    1.  Many people asked about which toothpaste to use. My philosophy on this is to use simple Colgate or Crest. No bells or whistles.

  • Mr. Smith is a 75-year-old gentleman who was diagnosed with CLL, or chronic lymphocytic leukemia, almost 10 years ago.

    CLL causes a slow increase in a certain type of white blood cells called B lymphocytes or B cells. Cancer cells spread through the blood and bone marrow. CLL can also affect the lymph nodes or other organs such as the spleen. CLL eventually can cause the bone marrow to lose its function.

  • During the past few weeks, we have discussed the role of tobacco products, mainly cigarettes, in the development of lung cancer and other related illnesses. Today, we will look at the types of lung cancer and the process of diagnosing this disease.

    Generally speaking, lung cancer starts in the cells which line the bronchi or tubes of the lungs. The effect of tobacco smoke on these cells causes changes in the cell’s DNA and initiates a series of changes and growth abnormalities which leads to the formation of a cancer.
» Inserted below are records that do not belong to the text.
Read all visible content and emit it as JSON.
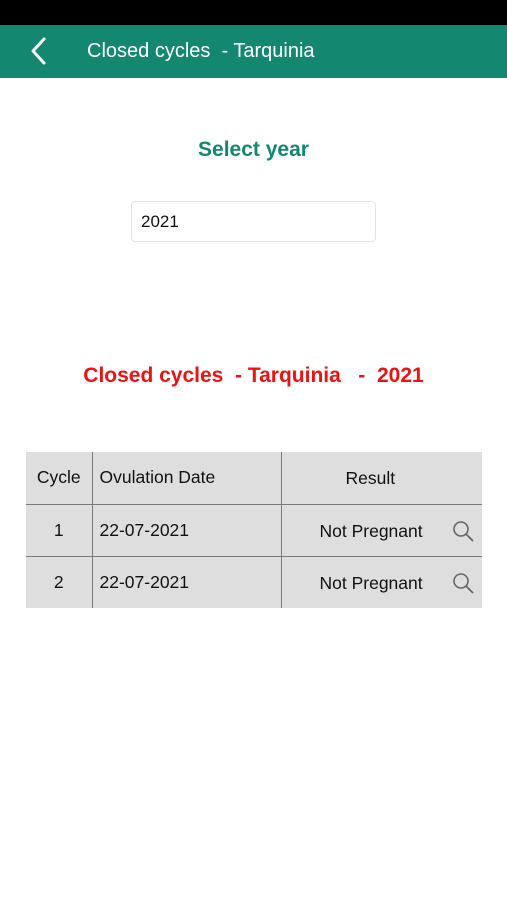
{
  "header": {
    "title": "Closed cycles  - Tarquinia"
  },
  "year_selector": {
    "label": "Select year",
    "value": "2021"
  },
  "section": {
    "title": "Closed cycles  - Tarquinia   -  2021"
  },
  "table": {
    "columns": [
      "Cycle",
      "Ovulation Date",
      "Result"
    ],
    "rows": [
      {
        "cycle": "1",
        "date": "22-07-2021",
        "result": "Not Pregnant"
      },
      {
        "cycle": "2",
        "date": "22-07-2021",
        "result": "Not Pregnant"
      }
    ]
  },
  "colors": {
    "brand_green": "#138770",
    "title_red": "#ee1111",
    "table_bg": "#dedede"
  },
  "icons": {
    "back": "chevron-left-icon",
    "detail": "magnifier-icon"
  }
}
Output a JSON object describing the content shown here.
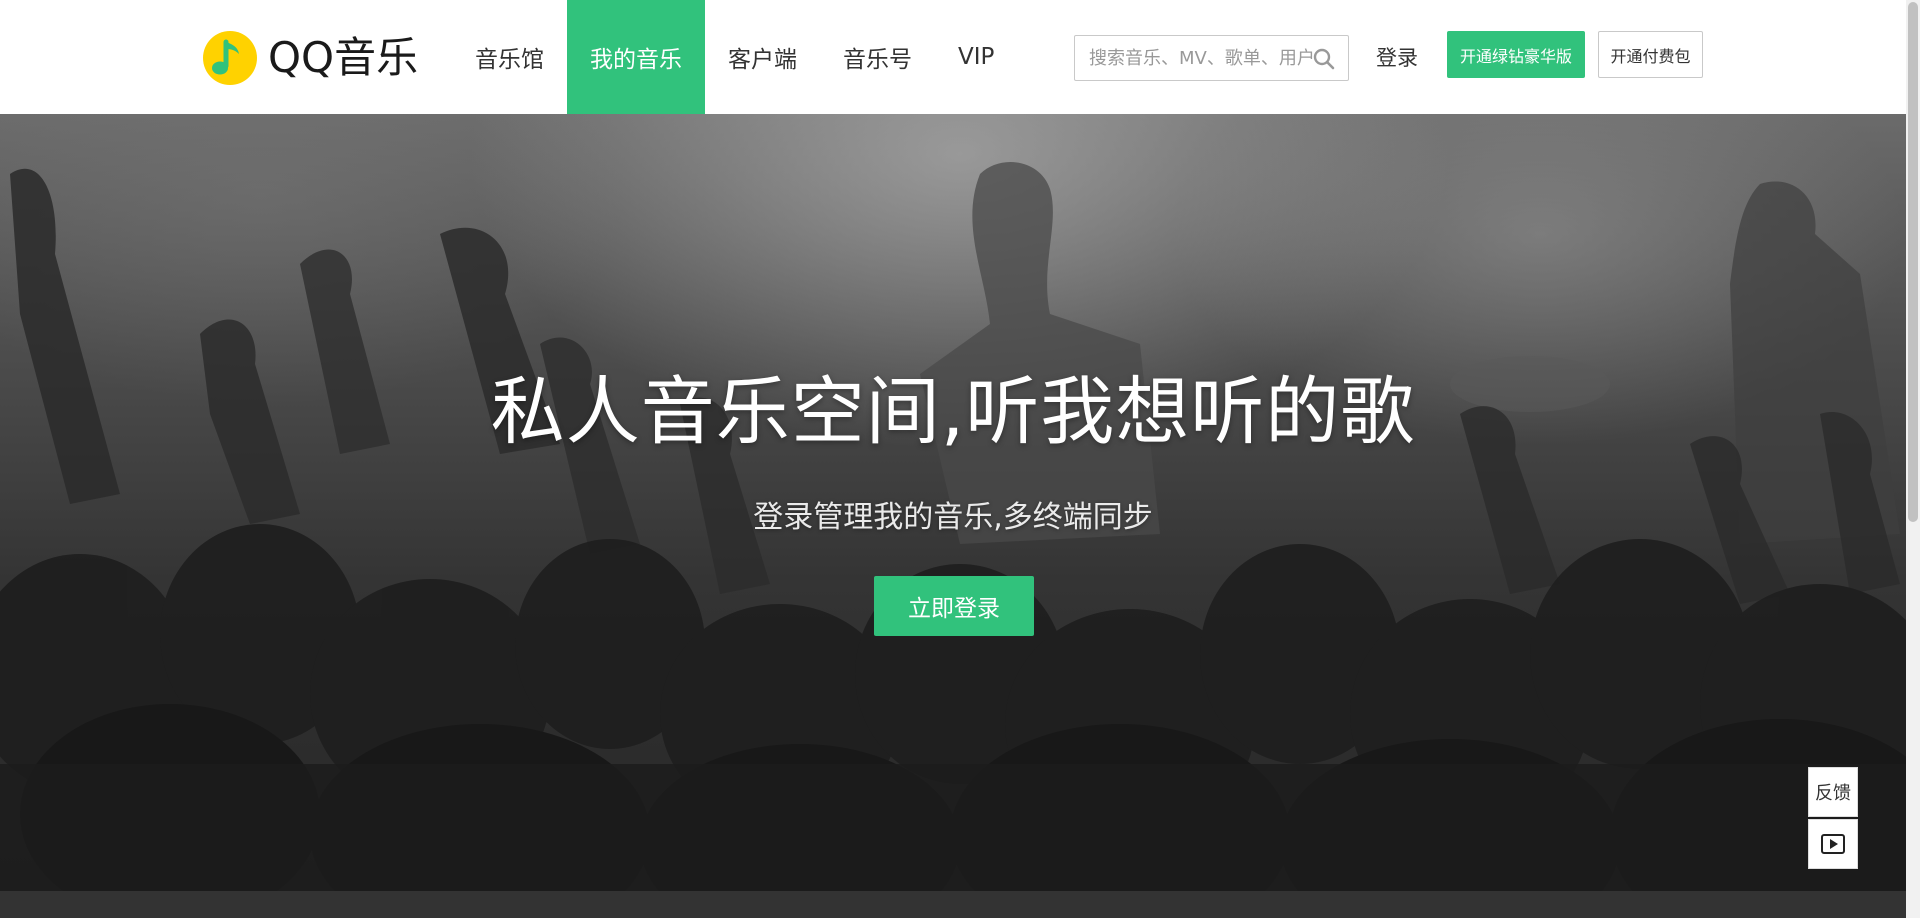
{
  "header": {
    "logo_text": "QQ音乐",
    "nav": [
      {
        "label": "音乐馆",
        "active": false
      },
      {
        "label": "我的音乐",
        "active": true
      },
      {
        "label": "客户端",
        "active": false
      },
      {
        "label": "音乐号",
        "active": false
      },
      {
        "label": "VIP",
        "active": false
      }
    ],
    "search": {
      "placeholder": "搜索音乐、MV、歌单、用户",
      "value": ""
    },
    "login_label": "登录",
    "vip_button_label": "开通绿钻豪华版",
    "pay_button_label": "开通付费包"
  },
  "hero": {
    "title": "私人音乐空间,听我想听的歌",
    "subtitle": "登录管理我的音乐,多终端同步",
    "login_button_label": "立即登录"
  },
  "side_tools": {
    "feedback_label": "反馈",
    "play_icon": "play-icon"
  },
  "colors": {
    "accent": "#31c27c",
    "logo_yellow": "#ffd200",
    "footer": "#333333"
  }
}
  • Not very long ago, ethnic food was just that, ethnic. Italians ate pasta, Mexicans, tacos, and Jews, bagels and lox. Today in our assimilated cultural milieu, just about anything goes and foods that we once considered “ethnic” have found their way into mainstream American cuisine — much to the delight of us all.

  •  

    Chronicle staff

    LECANTO - In many of today’s churches, worship music tends to fall into one of two camps: contemporary songs and choruses or old-fashioned hymns sung the same way for decades.

    But there’s a third camp, a revisiting of the old hymns, leaving the theologically rich texts but tweaking or even completely rewriting the music — and adding drums and electric or acoustic guitars.

  • Red with meat, white with fish: Two of the most tiresome wine adages around — and worst of all, the premise is false.

    Chis Shipley, who ran the wine division at New York’s ultra-plush famous 21 Club, put it like this: “I don’t think about specific flavor matches but about blocks of flavor. If the food is rich, I choose a full-bodied wine. If it’s delicate, I choose a lighter wine.”

  • The Amish Cook

    This is part two of our summer recipe series, answering reader requests for different recipes. The column will return in its usual format next week.

    A reader in Huber Heights, Ohio, asked for a chicken loaf recipe:

    Chicken loaf with peas

    1 cup soft bread crumbs

    2 cups milk

    2 eggs, beaten

    1 teaspoon salt

    1/4 teaspoon paprika

    3 cups cooked chicken, diced

    1/2 cup cooked peas